** Exercise prompt **
Look over the listing below and report how many of its lines contain the string "JSON", with no other words.

** Dataset content **
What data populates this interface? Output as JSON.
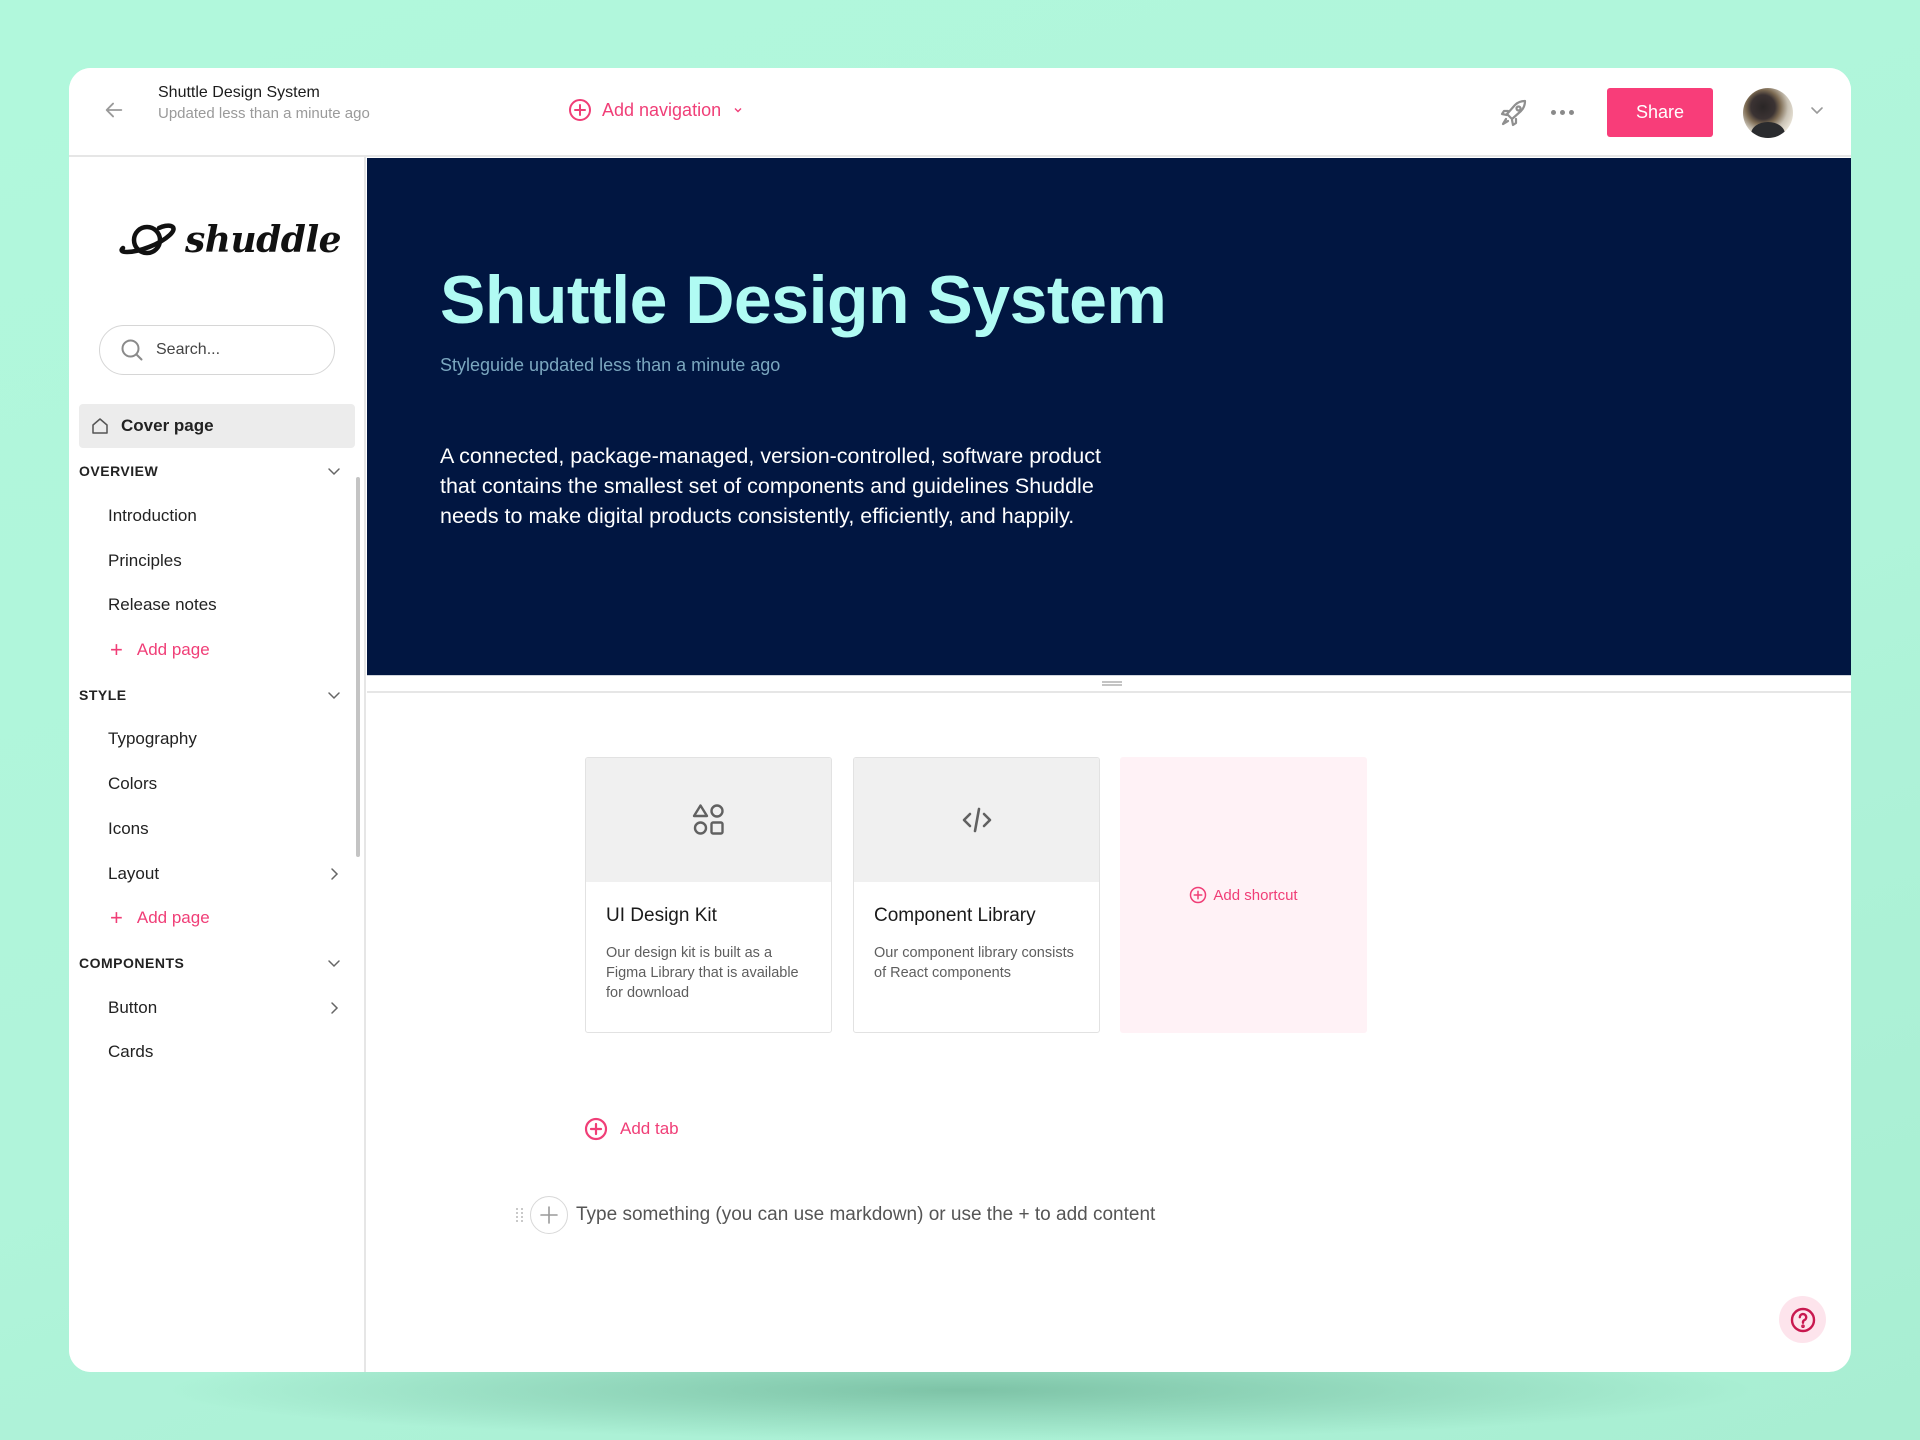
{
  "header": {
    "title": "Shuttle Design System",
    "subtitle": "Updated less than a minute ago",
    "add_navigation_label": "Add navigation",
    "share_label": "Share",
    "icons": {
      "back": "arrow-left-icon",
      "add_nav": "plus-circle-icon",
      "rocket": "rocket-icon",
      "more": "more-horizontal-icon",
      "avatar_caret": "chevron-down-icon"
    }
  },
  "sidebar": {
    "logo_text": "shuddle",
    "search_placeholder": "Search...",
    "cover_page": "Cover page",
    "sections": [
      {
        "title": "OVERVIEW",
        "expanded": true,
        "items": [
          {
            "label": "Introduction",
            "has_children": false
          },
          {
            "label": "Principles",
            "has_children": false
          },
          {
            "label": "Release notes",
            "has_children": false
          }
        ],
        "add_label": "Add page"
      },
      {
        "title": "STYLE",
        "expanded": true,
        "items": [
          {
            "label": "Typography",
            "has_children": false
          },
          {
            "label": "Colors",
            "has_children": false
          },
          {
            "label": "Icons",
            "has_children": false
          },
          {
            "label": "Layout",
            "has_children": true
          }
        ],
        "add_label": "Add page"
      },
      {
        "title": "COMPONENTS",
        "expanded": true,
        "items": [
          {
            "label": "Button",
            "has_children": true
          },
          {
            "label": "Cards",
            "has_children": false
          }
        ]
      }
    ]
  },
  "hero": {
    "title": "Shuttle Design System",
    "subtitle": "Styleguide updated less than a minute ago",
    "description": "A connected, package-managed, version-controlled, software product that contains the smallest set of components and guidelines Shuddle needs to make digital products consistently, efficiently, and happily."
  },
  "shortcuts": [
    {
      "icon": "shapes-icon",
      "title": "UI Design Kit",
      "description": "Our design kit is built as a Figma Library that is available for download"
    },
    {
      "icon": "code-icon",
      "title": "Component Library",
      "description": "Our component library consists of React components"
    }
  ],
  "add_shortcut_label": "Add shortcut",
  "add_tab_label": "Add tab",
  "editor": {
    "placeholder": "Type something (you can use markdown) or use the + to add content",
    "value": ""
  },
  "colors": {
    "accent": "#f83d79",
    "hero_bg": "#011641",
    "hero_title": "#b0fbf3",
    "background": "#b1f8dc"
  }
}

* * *

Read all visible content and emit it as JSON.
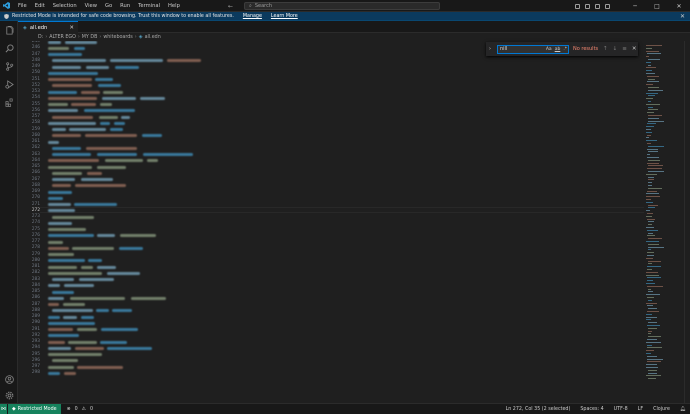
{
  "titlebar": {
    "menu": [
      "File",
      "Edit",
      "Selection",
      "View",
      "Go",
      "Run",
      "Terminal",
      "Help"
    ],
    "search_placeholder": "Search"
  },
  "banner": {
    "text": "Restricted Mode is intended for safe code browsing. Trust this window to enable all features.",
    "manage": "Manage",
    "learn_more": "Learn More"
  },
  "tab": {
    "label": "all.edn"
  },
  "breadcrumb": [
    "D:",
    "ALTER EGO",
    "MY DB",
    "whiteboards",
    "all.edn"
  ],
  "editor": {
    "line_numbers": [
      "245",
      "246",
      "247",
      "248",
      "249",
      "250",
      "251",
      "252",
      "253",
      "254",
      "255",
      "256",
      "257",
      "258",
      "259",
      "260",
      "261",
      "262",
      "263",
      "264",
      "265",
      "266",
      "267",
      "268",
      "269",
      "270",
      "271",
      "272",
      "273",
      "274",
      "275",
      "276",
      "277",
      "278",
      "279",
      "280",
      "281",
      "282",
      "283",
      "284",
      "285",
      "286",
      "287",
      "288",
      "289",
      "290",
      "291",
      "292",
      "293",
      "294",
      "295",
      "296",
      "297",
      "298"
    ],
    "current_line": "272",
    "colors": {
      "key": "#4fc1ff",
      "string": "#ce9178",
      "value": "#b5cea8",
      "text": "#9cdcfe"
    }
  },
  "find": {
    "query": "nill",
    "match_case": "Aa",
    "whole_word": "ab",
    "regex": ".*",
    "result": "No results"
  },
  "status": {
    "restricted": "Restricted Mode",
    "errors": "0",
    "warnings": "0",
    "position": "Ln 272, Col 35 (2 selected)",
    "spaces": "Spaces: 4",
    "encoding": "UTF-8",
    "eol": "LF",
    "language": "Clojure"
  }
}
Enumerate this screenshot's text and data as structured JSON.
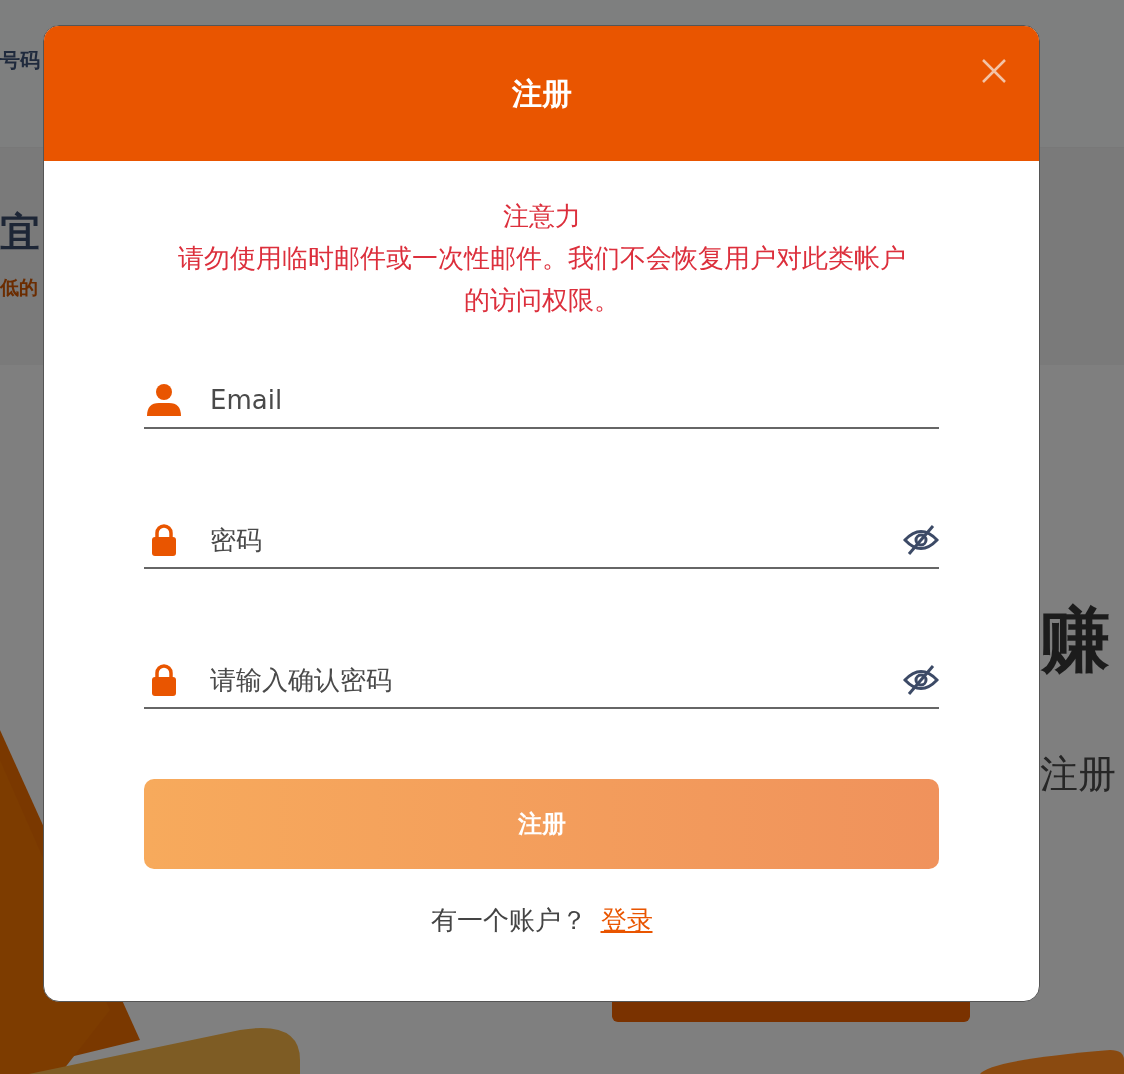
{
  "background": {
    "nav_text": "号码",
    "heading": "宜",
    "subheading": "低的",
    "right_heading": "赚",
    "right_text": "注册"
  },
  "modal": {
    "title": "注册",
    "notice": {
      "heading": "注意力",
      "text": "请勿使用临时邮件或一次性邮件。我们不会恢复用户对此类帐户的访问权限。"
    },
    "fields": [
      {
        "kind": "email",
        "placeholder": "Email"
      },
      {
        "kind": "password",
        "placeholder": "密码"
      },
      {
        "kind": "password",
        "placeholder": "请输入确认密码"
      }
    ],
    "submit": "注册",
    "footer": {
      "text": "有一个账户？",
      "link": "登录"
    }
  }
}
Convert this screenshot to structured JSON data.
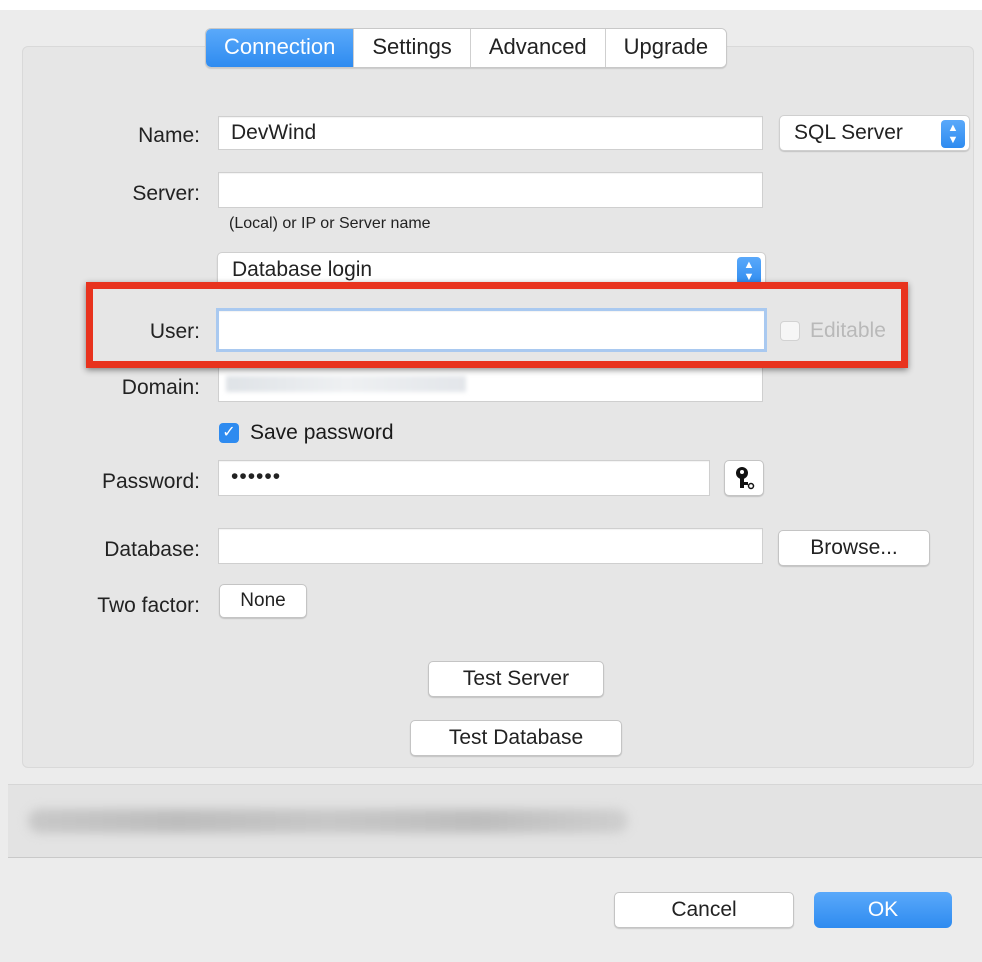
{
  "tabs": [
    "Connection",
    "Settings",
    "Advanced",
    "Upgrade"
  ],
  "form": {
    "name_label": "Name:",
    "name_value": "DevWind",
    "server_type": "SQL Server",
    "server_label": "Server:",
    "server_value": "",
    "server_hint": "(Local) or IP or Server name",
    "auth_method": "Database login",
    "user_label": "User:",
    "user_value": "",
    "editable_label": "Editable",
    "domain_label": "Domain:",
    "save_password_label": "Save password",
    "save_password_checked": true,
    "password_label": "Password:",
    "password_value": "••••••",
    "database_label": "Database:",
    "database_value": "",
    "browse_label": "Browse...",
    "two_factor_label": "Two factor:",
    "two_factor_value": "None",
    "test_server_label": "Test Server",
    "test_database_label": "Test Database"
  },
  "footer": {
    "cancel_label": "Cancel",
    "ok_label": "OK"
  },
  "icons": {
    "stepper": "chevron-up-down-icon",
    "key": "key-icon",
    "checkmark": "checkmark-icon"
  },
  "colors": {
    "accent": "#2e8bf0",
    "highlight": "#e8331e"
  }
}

** Problem solution **
4